Corporate America is largely driven by the profit incentive: a business should bring in more money than it spends so the owners can keep the profit. There are other organizations – charitable, religious, healthcare, educational, publicly governed, and so on — which choose to relinquish their surplus revenues to advance a specific mission. Since these non-profit organizations generally serve the community, they earn some tax advantages from the government to incentivize and protect them.
The standards for business management, retirement planning, benefit planning, and ancillary operations generally follow the precedents set by the traditional for-profit corporate entities. However, there are some unique elements — positive and negative — which non-profit organizations have to navigate.
For instance, non-profit organizations have agreed to divest their surplus revenues into their mission which means resource management becomes especially difficult. Non-profit organizations often do not have a “rainy-day fund” or other excess retained earnings sleeve which might allow them to smooth out their earning and spending trends over time. Non-profit organizations cannot access funding the way a for-profit company can. A for-profit company can sell ownership stakes (initial public offerings and other stock sales) or simply borrow money from bond investors or the commercial paper market if they have a cash shortfall. On the plus side, successful non-profit organizations usually have community goodwill and a potential donor base to draw upon when necessary.
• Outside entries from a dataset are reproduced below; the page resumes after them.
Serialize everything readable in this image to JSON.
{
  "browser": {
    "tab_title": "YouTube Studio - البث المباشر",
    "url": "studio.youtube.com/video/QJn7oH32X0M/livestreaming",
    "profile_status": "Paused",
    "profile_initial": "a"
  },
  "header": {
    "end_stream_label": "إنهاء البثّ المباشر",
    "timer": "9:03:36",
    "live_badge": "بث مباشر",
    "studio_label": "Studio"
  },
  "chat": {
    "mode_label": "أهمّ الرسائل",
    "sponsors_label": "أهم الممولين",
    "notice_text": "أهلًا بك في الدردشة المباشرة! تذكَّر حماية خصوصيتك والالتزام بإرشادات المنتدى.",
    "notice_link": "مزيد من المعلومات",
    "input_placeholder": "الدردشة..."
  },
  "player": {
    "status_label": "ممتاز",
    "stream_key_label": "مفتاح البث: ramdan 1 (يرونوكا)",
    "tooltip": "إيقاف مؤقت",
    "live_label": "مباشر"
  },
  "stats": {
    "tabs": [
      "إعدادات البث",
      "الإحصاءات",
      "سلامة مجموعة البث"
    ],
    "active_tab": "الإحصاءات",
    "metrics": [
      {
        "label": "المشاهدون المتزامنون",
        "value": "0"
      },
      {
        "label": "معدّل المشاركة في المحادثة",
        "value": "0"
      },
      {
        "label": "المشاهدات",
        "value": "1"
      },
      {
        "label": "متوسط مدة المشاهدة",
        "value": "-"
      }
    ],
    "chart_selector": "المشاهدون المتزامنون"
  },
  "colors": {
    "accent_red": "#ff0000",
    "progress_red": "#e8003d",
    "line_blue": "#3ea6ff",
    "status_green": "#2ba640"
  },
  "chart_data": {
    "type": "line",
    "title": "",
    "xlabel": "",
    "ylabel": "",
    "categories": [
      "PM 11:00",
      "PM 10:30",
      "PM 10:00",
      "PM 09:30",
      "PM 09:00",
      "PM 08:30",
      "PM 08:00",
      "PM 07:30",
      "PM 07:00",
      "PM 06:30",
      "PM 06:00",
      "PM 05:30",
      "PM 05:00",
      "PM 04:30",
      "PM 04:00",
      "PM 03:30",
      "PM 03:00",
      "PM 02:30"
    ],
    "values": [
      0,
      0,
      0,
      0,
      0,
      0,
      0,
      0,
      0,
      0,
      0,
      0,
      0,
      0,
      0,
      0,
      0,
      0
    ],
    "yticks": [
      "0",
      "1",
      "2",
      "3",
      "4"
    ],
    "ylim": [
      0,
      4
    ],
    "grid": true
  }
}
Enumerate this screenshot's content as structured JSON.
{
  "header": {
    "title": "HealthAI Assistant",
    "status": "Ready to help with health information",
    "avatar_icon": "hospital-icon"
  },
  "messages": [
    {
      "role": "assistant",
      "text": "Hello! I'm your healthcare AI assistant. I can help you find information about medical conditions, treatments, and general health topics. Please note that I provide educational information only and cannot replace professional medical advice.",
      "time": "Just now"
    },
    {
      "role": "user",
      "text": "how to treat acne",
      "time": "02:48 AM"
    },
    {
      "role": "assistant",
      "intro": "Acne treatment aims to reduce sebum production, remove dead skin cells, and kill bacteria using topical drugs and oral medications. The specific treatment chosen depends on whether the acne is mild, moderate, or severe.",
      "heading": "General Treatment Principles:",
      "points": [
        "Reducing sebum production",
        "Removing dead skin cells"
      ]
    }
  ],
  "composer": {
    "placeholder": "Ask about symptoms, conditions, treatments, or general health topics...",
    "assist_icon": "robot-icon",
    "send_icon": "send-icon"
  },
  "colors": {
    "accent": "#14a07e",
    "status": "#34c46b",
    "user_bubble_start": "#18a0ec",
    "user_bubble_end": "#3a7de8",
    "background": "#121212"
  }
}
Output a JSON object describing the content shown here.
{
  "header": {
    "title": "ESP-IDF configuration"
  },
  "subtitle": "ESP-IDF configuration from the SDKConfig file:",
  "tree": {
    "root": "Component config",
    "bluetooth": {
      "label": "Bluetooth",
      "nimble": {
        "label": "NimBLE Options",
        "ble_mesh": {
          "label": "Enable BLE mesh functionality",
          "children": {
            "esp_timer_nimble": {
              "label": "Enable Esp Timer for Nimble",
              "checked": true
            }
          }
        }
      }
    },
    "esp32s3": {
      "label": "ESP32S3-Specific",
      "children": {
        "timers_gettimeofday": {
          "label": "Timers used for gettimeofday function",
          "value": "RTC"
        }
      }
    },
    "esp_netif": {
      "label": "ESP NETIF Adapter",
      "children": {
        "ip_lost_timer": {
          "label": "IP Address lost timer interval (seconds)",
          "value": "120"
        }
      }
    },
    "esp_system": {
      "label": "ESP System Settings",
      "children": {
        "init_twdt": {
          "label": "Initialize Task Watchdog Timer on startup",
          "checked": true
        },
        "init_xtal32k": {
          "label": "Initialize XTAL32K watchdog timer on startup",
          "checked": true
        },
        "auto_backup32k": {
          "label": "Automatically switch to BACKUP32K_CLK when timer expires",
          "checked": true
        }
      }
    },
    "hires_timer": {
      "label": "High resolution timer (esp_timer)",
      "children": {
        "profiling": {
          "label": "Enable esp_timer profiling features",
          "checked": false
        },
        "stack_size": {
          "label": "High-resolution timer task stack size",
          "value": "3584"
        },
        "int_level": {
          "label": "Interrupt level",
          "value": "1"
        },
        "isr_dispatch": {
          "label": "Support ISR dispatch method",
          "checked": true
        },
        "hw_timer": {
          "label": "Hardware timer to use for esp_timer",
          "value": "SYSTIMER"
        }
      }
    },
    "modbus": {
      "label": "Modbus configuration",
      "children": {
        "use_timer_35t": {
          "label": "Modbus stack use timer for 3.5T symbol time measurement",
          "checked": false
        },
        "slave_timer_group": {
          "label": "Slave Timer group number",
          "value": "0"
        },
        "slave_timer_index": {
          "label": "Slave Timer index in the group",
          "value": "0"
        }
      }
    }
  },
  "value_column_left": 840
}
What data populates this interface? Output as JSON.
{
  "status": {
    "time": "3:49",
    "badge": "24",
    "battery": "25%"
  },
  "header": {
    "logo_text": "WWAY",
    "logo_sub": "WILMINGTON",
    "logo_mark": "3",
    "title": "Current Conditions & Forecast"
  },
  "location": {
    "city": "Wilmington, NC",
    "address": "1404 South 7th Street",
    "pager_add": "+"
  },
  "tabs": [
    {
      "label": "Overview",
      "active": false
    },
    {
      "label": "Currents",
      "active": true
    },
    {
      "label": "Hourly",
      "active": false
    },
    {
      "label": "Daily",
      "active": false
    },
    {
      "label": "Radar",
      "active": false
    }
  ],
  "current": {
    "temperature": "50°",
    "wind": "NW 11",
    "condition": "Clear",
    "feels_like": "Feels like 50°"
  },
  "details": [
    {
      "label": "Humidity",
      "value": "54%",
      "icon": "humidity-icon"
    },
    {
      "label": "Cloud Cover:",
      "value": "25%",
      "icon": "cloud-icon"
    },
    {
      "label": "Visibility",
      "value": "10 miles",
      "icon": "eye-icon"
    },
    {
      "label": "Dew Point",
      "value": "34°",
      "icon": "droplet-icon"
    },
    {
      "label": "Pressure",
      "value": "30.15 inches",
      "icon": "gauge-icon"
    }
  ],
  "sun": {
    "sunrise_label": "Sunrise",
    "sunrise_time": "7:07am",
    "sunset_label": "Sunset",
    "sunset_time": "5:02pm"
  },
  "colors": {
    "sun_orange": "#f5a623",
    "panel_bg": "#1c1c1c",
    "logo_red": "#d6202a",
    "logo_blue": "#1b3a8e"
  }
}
A non-profit organization’s chief financial officer must instead find a way of transforming grants, private donations, pledge drives, and sporadic government support into a stable flow of dollars to maintain the organization and fund new projects.
Non-profits simply have a different culture than many for-profit businesses and this translates into eccentricities which human resource staffers have to negotiate around. For instance, non-profits attract passionate people, inspired by the organization’s mission, and human resource staffers must figure out how to funnel that energy in positive ways. More accurately, non-profit organizations tend to employ the passionate advocates because, on a strictly financial scale, they tend to underpay employees relative to for-profit corporate wages. From an operational perspective, coordinating that positive energy into a consistent team effort among a greater number of non-professionals, potentially underpaid employees, and part-time volunteers can be a significant challenge.
More broadly, non-profits often rely on community engagement to meet their goals, financial or otherwise. Managing community good will and demonstrating value to the community — particularly the donor base – can keep the organization healthy in times of stress, and growing as necessary. Therefore, catering to the aspirations of the active donor base becomes essential for successful non-profit organizations. Non-profit organizations that overtax community good will can risk donor fatigue and long term disengagement of key members.
There are challenges, too large to include in this brief introduction, which deserve more attention. For instance, a corporate 401(k) defined contribution plan has an analogous non-profit counterpart: the 403(b) plan. 403(b) plans are run with slightly different rules than traditional 401(k)s, so consultants and plan sponsors should be wary of these differences.
With more than 1.6 million non-profit organizations in the United States, representing many millions of employees, it is worth taking time to consider the unique circumstances of these entities. We hope you now have a small idea of the unique challenges — structural and operational — that non-profit organizations have to manage.